• [Website and app data records]
· · · · ·

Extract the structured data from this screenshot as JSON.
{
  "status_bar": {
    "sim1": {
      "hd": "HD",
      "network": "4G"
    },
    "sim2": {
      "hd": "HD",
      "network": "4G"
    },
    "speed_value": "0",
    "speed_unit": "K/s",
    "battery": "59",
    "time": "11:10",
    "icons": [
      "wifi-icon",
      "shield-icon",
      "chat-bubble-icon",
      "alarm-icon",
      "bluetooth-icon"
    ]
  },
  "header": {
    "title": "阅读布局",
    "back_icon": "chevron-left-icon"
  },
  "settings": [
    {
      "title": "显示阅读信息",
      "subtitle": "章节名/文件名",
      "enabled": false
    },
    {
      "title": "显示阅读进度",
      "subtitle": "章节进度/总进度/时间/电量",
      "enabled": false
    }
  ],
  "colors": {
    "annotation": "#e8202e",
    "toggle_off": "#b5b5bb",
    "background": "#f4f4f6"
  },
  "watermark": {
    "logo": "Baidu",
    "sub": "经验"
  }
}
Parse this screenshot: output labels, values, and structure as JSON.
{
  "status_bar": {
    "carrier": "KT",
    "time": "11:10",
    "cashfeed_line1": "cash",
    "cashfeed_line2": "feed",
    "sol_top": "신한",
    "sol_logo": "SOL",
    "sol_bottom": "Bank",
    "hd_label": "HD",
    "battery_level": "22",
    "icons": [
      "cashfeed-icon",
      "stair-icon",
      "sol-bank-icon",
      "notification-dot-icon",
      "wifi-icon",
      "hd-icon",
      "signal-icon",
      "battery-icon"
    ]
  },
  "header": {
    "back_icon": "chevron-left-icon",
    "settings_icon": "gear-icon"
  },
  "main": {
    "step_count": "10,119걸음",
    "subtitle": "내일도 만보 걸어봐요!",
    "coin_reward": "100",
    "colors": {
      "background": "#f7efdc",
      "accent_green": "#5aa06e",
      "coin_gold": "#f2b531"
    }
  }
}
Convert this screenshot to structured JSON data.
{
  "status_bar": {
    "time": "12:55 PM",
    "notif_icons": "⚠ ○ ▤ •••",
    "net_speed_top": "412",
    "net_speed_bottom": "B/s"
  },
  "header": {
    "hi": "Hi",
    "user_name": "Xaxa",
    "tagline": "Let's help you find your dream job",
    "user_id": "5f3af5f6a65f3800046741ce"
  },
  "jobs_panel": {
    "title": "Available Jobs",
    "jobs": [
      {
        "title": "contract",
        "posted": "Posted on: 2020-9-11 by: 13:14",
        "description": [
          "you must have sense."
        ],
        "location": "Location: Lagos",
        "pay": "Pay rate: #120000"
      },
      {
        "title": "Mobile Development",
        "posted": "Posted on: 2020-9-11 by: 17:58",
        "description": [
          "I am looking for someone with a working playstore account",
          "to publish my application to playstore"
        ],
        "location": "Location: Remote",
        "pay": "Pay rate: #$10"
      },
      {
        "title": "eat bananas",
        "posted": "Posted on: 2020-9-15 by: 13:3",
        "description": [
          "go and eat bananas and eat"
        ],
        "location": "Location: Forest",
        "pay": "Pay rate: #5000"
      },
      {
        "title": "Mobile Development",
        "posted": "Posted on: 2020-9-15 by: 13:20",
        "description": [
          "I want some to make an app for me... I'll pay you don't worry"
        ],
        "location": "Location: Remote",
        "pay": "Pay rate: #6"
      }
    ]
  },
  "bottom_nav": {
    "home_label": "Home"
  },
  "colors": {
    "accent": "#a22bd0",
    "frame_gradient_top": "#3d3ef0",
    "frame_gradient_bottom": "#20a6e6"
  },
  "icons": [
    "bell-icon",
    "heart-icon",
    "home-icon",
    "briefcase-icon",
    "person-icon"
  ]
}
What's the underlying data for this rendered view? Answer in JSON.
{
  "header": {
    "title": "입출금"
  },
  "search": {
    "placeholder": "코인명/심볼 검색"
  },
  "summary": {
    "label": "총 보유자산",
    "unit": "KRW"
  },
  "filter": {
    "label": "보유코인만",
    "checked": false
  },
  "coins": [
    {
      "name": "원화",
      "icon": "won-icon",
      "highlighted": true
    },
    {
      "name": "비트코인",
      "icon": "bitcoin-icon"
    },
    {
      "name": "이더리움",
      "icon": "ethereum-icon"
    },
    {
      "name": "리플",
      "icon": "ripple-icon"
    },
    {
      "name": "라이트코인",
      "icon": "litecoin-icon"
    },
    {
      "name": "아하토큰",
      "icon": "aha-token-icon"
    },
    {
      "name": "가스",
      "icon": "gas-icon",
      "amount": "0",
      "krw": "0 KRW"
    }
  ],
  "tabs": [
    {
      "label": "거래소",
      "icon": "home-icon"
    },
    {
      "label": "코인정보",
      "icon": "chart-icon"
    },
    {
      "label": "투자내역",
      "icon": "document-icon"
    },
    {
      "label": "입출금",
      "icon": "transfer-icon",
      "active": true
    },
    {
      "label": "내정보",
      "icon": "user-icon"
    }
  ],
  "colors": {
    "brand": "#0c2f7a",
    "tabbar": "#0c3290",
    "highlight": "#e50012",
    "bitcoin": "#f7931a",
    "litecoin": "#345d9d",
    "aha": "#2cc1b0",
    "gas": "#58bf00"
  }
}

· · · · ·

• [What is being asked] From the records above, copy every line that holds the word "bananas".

• [Solution to the exercise]
        "title": "eat bananas",
          "go and eat bananas and eat"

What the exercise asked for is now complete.